### WHAT THE EXERCISE ASKS
The whole listing, please: repeat it exactly, with the pictures left out.

Content starts

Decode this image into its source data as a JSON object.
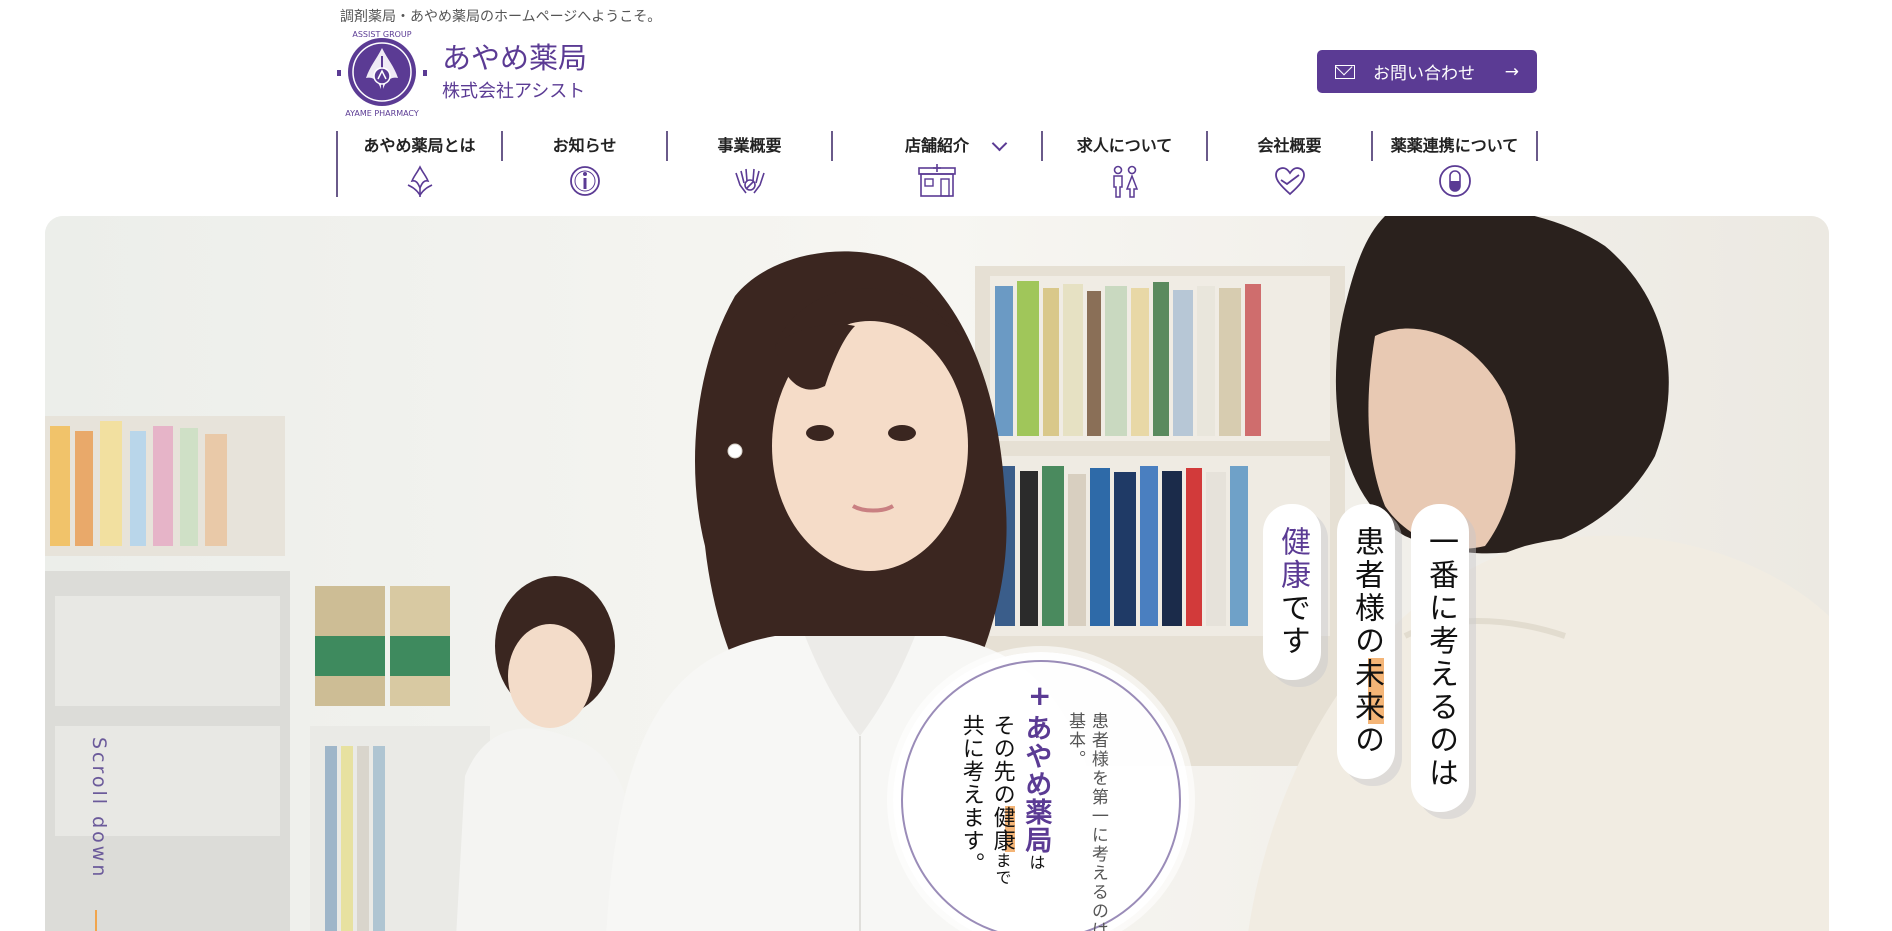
{
  "header": {
    "tagline": "調剤薬局・あやめ薬局のホームページへようこそ。",
    "logo_title": "あやめ薬局",
    "logo_subtitle": "株式会社アシスト",
    "logo_ring_top": "ASSIST GROUP",
    "logo_ring_bottom": "AYAME PHARMACY",
    "contact_label": "お問い合わせ",
    "contact_icon": "mail-icon",
    "contact_arrow": "→"
  },
  "nav": {
    "items": [
      {
        "label": "あやめ薬局とは",
        "icon": "iris-flower-icon"
      },
      {
        "label": "お知らせ",
        "icon": "info-icon"
      },
      {
        "label": "事業概要",
        "icon": "hands-care-icon"
      },
      {
        "label": "店舗紹介",
        "icon": "store-icon",
        "has_dropdown": true
      },
      {
        "label": "求人について",
        "icon": "people-icon"
      },
      {
        "label": "会社概要",
        "icon": "heart-hand-icon"
      },
      {
        "label": "薬薬連携について",
        "icon": "capsule-icon"
      }
    ]
  },
  "hero": {
    "pill_1": "一番に考えるのは",
    "pill_2_a": "患者様の",
    "pill_2_b": "未来",
    "pill_2_c": "の",
    "pill_3_a": "健康",
    "pill_3_b": "です",
    "circle_plus": "+",
    "circle_sub": "患者様を第一に考えるのは基本。",
    "circle_brand": "あやめ薬局",
    "circle_wa": "は",
    "circle_line2_a": "その先の",
    "circle_line2_b": "健康",
    "circle_line2_c": "まで",
    "circle_line3": "共に考えます。",
    "scroll_label": "Scroll down"
  },
  "colors": {
    "brand_purple": "#5b3b94",
    "accent_orange": "#f4b577",
    "scroll_line": "#f1a54d"
  }
}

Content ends

### SOLVED PROBLEM
Decode this image into its source data as a JSON object.
{
  "header": {
    "tagline": "調剤薬局・あやめ薬局のホームページへようこそ。",
    "logo_title": "あやめ薬局",
    "logo_subtitle": "株式会社アシスト",
    "logo_ring_top": "ASSIST GROUP",
    "logo_ring_bottom": "AYAME PHARMACY",
    "contact_label": "お問い合わせ",
    "contact_icon": "mail-icon",
    "contact_arrow": "→"
  },
  "nav": {
    "items": [
      {
        "label": "あやめ薬局とは",
        "icon": "iris-flower-icon"
      },
      {
        "label": "お知らせ",
        "icon": "info-icon"
      },
      {
        "label": "事業概要",
        "icon": "hands-care-icon"
      },
      {
        "label": "店舗紹介",
        "icon": "store-icon",
        "has_dropdown": true
      },
      {
        "label": "求人について",
        "icon": "people-icon"
      },
      {
        "label": "会社概要",
        "icon": "heart-hand-icon"
      },
      {
        "label": "薬薬連携について",
        "icon": "capsule-icon"
      }
    ]
  },
  "hero": {
    "pill_1": "一番に考えるのは",
    "pill_2_a": "患者様の",
    "pill_2_b": "未来",
    "pill_2_c": "の",
    "pill_3_a": "健康",
    "pill_3_b": "です",
    "circle_plus": "+",
    "circle_sub": "患者様を第一に考えるのは基本。",
    "circle_brand": "あやめ薬局",
    "circle_wa": "は",
    "circle_line2_a": "その先の",
    "circle_line2_b": "健康",
    "circle_line2_c": "まで",
    "circle_line3": "共に考えます。",
    "scroll_label": "Scroll down"
  },
  "colors": {
    "brand_purple": "#5b3b94",
    "accent_orange": "#f4b577",
    "scroll_line": "#f1a54d"
  }
}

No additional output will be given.